Great American Music Hall, San Francisco
September 21, 2023
Photos by Tyler King
Where does one artist end and another begin? This was the question that I was asking myself watching Aroof Aftab, Vijay Iyer, and Shahzad Ismaily perform as Love In Exile at the Great American Music Hall. The question drew stronger as the show continued, and I’ve been thinking about it ever since.
Let me explain. The three musicians are all masters on their instruments of choice. Arooj Aftab is a Grammy-winning singer whose 2021 album Vulture Prince was my favorite of that year. Vijay Iyer is a Grammy-nominated pianist who is a professor at Harvard. Shahzad Ismaily is a multi-instrumentalist who has performed on over 300 albums (performing for Love In Exile, he plays electric bass and a Moog Rogue synthesizer). The three of them released the album Love In Exile earlier this year, and it has quickly became one of my most-played albums of 2023.
The music that these three make together could be described as ambient and jazz, all tied up with a bow made of the Arabic genre of music and lyricism of ghazal. I struggle to accurately describe what it was that I witnessed because, like I said at the beginning of this article, it is very hard for me to pick out just where the music of one of them ended and the music of the others began.
Obviously Arooj Aftab was the singer, but you could tell as she sang that she was paying attention to the playing of Vijay and Shahzad, as if mentally deciphering when to begin and end singing. Arooj’s voice was the anchor, keeping the playing of both Vijay and Shahzad grounded momentarily while she sang. Once she would take a break and step back from the microphone, that anchor was gone, and the other two were allowed to explore more freely on their instruments. Vijay played a grand piano and what sounded like a Fender Rhodes, switching between the two song-to-song, or even during the same one. During the middle of the set, when Shahzad switched from playing his Fender electric bass to the Moog Rogue, it was even more difficult to determine just what frequencies were emanating from his playing and from Vijay’s.

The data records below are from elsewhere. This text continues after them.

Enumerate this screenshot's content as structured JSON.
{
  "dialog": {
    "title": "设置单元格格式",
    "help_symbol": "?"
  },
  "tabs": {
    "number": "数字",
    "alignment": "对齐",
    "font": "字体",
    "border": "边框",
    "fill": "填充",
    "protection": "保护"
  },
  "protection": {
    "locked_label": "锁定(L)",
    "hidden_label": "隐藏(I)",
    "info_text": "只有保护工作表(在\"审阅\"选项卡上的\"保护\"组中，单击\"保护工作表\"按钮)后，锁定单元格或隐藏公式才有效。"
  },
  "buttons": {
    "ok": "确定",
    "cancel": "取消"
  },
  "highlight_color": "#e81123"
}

There is definitely a sense of melancholy that ran through the music. At one point between songs, Arooj made mention that everyone in the venue were “sad motherfuckers.” And even though the audience did respond to that remark by laughing, it felt accurate. There were definite moments of beauty throughout the show: Vijay played some truly moving piano parts, and Arooj’s voice is in and of itself one of the most beautiful sounds I’ve ever heard. But then there were moments at the end of the fourth song where Shahzad was creating crashing, pulsing walls of noise with the synthesizer, its reverberations shaking the venue; Vijay’s piano-playing, once bright and gentle, now reaching levels of the avant-garde, the notes discordant and harsh.
Arooj said at one point during the show that she doesn’t think that the three of them will do another album together. If not, then yes, I admit that it’s a shame, but it also makes me appreciate the performance that I saw all the more. To know that I may never again see these three sharing a stage and playing together makes me hold onto the memory of the show all the more dearly. Even now, only a couple of days later, when I think back to seeing Love In Exile live, it isn’t a specific moment from the show that I latch onto, but a feeling of transcendence and an appreciation of the power of live music. I will forever be in awe of these three masters working together so seamlessly, and I feel fortunate to have been able to see them together, even just once.